Most, if not all, activities people do online originated from a similar offline behaviour. See the comparison table below.
|Making photo albums||Uploading photos on Flickr|
|Talking on the phone or in person||Communicating on Twitter or instant messaging|
|Sending letters||Sending emails|
|Traditional group buying or group rates||Groupon – group discounts|
|Going to a friends house to see a home video on VHS||Watching home videos on YouTube|
|Shopping at a store||Shopping on an eCommerce site|
There are still many offline experiences that have not yet transitioned to online. I see these as the seeds for new ideas. Imagine how the following offline experiences could be taken online…

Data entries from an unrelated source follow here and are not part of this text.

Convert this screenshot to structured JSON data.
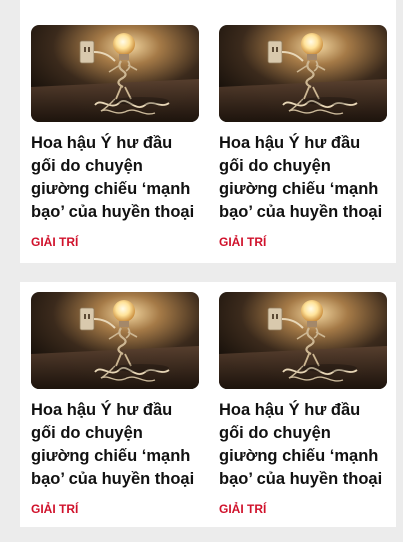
{
  "articles": [
    {
      "title": "Hoa hậu Ý hư đầu gối do chuyện giường chiếu ‘mạnh bạo’ của huyền thoại",
      "category": "GIẢI TRÍ",
      "image": "lightbulb-photo"
    },
    {
      "title": "Hoa hậu Ý hư đầu gối do chuyện giường chiếu ‘mạnh bạo’ của huyền thoại",
      "category": "GIẢI TRÍ",
      "image": "lightbulb-photo"
    },
    {
      "title": "Hoa hậu Ý hư đầu gối do chuyện giường chiếu ‘mạnh bạo’ của huyền thoại",
      "category": "GIẢI TRÍ",
      "image": "lightbulb-photo"
    },
    {
      "title": "Hoa hậu Ý hư đầu gối do chuyện giường chiếu ‘mạnh bạo’ của huyền thoại",
      "category": "GIẢI TRÍ",
      "image": "lightbulb-photo"
    }
  ],
  "colors": {
    "category": "#d0112b",
    "title": "#111111",
    "panel": "#ffffff",
    "background": "#ececec"
  }
}
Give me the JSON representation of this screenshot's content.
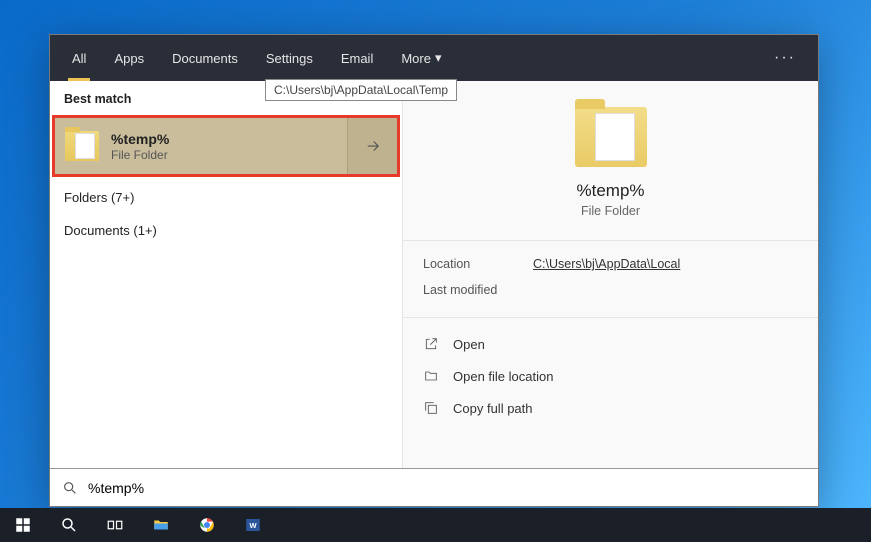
{
  "tabs": {
    "all": "All",
    "apps": "Apps",
    "documents": "Documents",
    "settings": "Settings",
    "email": "Email",
    "more": "More"
  },
  "tooltip": "C:\\Users\\bj\\AppData\\Local\\Temp",
  "left": {
    "best_match": "Best match",
    "result_title": "%temp%",
    "result_sub": "File Folder",
    "groups": {
      "folders": "Folders (7+)",
      "documents": "Documents (1+)"
    }
  },
  "preview": {
    "title": "%temp%",
    "sub": "File Folder",
    "location_label": "Location",
    "location_value": "C:\\Users\\bj\\AppData\\Local",
    "last_modified_label": "Last modified",
    "actions": {
      "open": "Open",
      "open_loc": "Open file location",
      "copy_path": "Copy full path"
    }
  },
  "search_query": "%temp%"
}
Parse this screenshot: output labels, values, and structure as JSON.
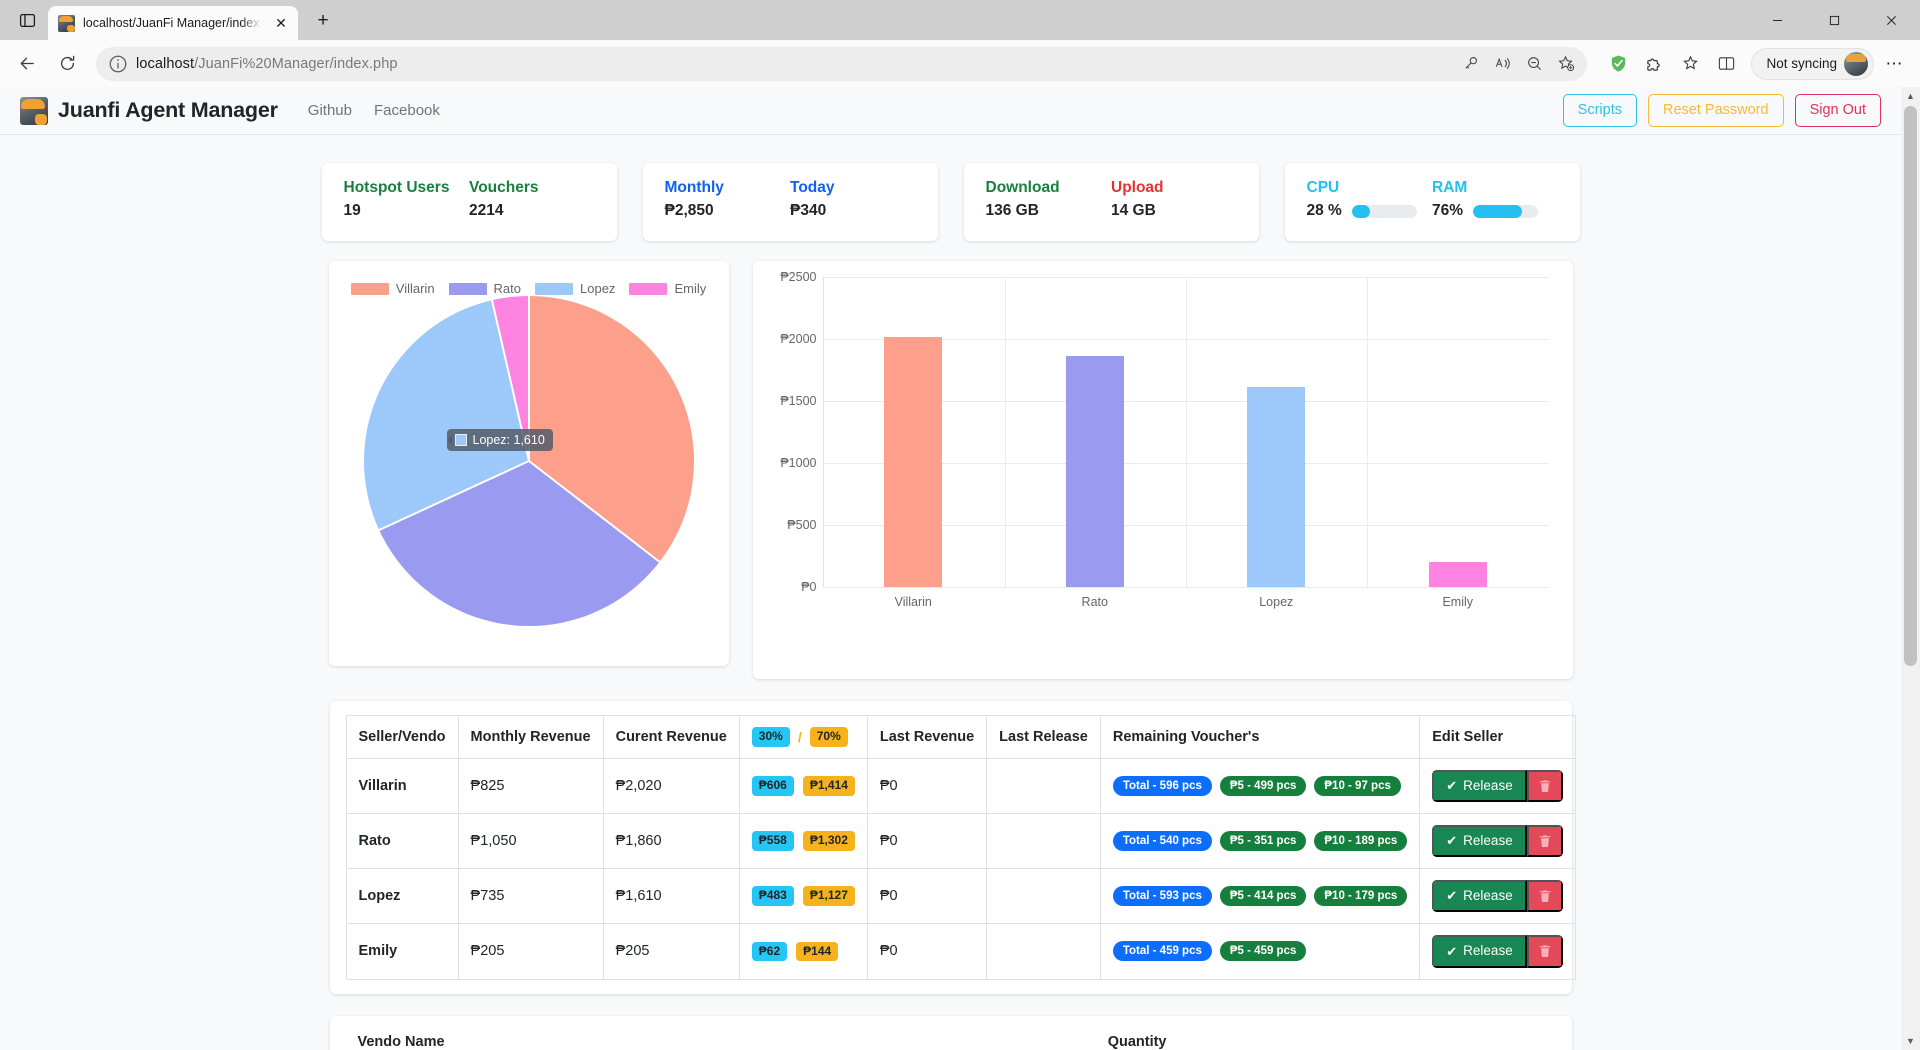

|Visiting an amusement park roller coaster ride||What if you created a video, shot in first-person view, and posted it online for customers to see?|
|Visiting a haunted house||What if you created an interactive video where viewers could choose how to move through the haunted house? Certain choices would trigger “unexpected” events.|
|Taking a fitness class||What if a fitness class or yoga class was conducted online? You would stay home and connect to a real time stream of an instructor providing guidance. 30 different people could connect to the same video feed and the instructor would be able to see and speak to each of the 30 people.|
|Eating dinner with friends||What if a restaurant provided video conferencing kiosks at each table. Customers would be able to Skype in a friend from another city or country who was unable to physically attend the dinner. What if a restaurant chain, with restaurant locations in different cities, allowed friends in each city to “sit” at the same time and have a dinner together via video conferencing?|
|Running outside to exercise||What if the often isolated run became a social run? For example, a watch or smartphone could connect two friends who are running at the same time, but at different locations. Or, the device could track and report the performance of two friends, running on the same trail, but at different times.|
If you’re creating a digital marketing strategy for a business that is not traditionally seen as an online business, it’s good to imagine how customers may receive the same experience online (even if it does not appear realistic right now). It might just spark an idea to hit a strategy out of the park.
- – - – - – - – -
What If …Series (5 most recent posts)
In the calm, eerie silence before the epic battle begins, Vancouver is beginning to stir in a sea of blue, white and green. Today, is Game 1, Round 1 for the Canucks and the army of Canuck fans is gearing up.
Taking a step back, it is amazing how the Canucks, as an organization, have been able to build such a strong online? community. What is it that makes these fans feel such a sense of belonging, such a sense of identity?
Traditionally, people watched an NHL hockey game either live at an arena or through a TV set, passively consuming the entertainment. Nowadays, fans have many more opportunities to participate and interact with the hockey community.
The Vancouver Canucks has an official Twitter account @VanCanucks that tweets about contests, news, and most importantly, speaks directly to its fans.
On April 12, the Canucks held a contest called the Canucks Playoff Race, where 10 contestants competed to win playoff tickets. There were 4 challenges held around the city. The Canucks leveraged Twitter by announcing the competition via @VanCanucks and then used the hashtag #playoffrace to allow Twitter users to follow along with the competition, online. As you can see in the Google Realtime chart below, the number of #playoffrace Twitter mentions picked up during the race.
On April 7, during a TV broadcast of the game. One of the commentators announced, “Tweet @VanCanucks to tell them where you’re watching the game for a chance to win a Canucks shirt”. As the Google Realtime chart below shows, there was a huge spike of Twitter mentions of @VanCanucks during the game. This is a great example of successful offline + online integration.
Building a community is difficult. The Canucks have a 40 year history to achieve what it has today. What these examples show is that there are great synergies between the online and offline worlds. Consider where your audience is gathering and see what synergies can be created to reach your company’s objectives.
(Photo Credit: iwona_kellie)